● **Records for the exercise**:
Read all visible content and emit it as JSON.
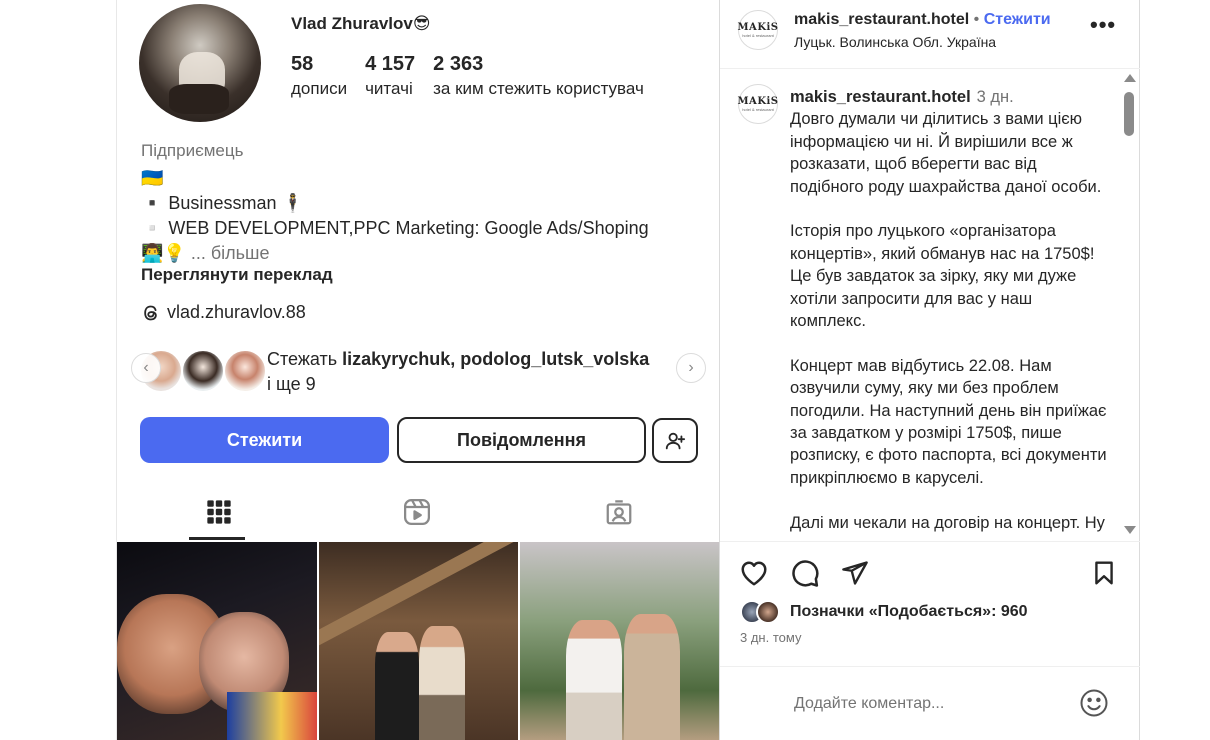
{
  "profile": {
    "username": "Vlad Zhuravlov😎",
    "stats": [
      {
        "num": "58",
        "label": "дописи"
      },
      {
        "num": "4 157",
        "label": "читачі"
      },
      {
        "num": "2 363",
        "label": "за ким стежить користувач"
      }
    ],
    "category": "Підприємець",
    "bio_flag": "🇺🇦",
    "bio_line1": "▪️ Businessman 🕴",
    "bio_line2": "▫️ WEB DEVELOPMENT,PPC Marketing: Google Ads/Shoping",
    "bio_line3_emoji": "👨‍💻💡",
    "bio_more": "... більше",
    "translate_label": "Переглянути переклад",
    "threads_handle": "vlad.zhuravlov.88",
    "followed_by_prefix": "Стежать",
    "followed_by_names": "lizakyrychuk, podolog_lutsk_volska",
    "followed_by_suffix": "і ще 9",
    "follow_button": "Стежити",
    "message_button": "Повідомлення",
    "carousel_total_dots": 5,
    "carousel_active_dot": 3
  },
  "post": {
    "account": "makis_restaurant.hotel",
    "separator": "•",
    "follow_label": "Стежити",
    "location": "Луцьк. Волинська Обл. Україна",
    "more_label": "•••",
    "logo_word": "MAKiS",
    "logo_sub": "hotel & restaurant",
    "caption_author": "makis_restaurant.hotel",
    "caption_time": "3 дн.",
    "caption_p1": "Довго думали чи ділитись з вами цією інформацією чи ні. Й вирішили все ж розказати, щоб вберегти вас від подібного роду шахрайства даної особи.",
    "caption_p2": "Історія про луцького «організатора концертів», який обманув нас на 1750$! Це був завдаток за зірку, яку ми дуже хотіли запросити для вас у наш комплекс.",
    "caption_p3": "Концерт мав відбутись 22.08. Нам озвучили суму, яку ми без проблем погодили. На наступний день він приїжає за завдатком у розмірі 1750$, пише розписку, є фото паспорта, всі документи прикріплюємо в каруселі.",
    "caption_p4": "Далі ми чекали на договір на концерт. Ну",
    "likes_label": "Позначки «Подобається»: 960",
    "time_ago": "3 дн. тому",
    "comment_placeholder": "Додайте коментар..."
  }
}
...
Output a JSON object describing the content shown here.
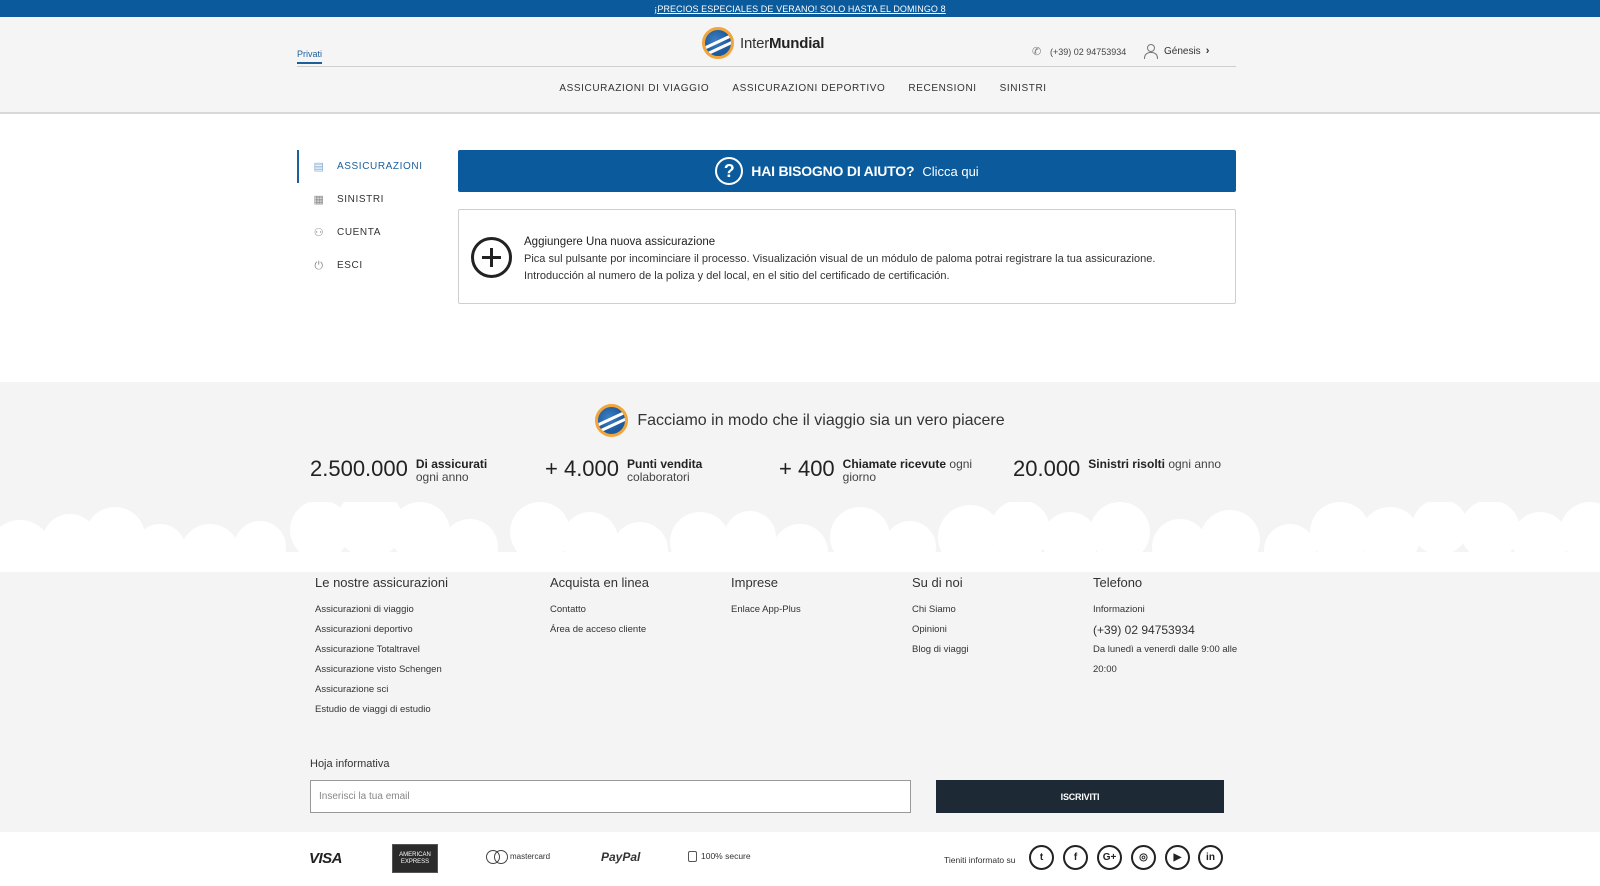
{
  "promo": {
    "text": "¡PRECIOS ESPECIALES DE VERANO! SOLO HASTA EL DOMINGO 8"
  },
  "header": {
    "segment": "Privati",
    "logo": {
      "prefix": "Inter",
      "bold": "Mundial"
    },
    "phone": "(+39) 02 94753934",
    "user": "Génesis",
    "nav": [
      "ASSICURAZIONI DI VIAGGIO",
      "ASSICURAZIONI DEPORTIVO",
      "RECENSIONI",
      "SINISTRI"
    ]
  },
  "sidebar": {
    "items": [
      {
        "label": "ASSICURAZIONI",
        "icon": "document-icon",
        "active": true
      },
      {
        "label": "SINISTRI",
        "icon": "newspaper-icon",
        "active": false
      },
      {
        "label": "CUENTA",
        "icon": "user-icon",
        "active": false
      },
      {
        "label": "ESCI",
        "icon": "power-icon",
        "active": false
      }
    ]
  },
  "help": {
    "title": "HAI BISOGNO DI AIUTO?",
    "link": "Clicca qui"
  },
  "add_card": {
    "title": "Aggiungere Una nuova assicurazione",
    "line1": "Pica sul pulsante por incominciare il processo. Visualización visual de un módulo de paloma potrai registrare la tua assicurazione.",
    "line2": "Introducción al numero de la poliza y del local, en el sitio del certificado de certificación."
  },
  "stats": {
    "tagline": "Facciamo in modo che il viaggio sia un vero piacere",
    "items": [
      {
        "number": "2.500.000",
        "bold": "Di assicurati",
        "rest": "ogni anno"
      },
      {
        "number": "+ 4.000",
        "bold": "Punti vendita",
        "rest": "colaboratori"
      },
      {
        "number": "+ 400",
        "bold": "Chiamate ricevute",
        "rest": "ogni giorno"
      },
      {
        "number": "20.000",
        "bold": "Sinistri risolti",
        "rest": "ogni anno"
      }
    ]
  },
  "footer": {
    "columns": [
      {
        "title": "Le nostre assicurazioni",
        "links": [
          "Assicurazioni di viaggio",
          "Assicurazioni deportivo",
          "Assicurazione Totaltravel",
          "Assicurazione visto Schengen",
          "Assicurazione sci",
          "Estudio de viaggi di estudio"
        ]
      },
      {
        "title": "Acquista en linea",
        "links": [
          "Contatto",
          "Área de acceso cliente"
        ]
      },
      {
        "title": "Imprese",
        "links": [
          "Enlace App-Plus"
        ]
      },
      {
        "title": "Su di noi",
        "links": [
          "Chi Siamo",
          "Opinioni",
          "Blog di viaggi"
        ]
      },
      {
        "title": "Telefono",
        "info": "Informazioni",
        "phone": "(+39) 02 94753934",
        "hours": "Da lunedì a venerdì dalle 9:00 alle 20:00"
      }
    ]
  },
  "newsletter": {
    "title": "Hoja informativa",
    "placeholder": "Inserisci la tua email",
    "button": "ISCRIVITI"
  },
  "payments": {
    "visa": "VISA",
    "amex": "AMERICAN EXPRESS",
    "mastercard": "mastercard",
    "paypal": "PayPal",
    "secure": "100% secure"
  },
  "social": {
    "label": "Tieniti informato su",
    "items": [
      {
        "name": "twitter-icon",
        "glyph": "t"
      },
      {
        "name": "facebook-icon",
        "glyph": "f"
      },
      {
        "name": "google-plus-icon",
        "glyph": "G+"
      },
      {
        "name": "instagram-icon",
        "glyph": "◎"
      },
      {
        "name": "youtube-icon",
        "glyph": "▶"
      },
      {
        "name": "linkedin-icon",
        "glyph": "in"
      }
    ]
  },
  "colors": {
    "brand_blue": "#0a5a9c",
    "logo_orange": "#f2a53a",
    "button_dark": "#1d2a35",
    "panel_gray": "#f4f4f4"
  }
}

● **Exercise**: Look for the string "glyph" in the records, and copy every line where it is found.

● **Task response**:
        "glyph": "t"
        "glyph": "f"
        "glyph": "G+"
        "glyph": "◎"
        "glyph": "▶"
        "glyph": "in"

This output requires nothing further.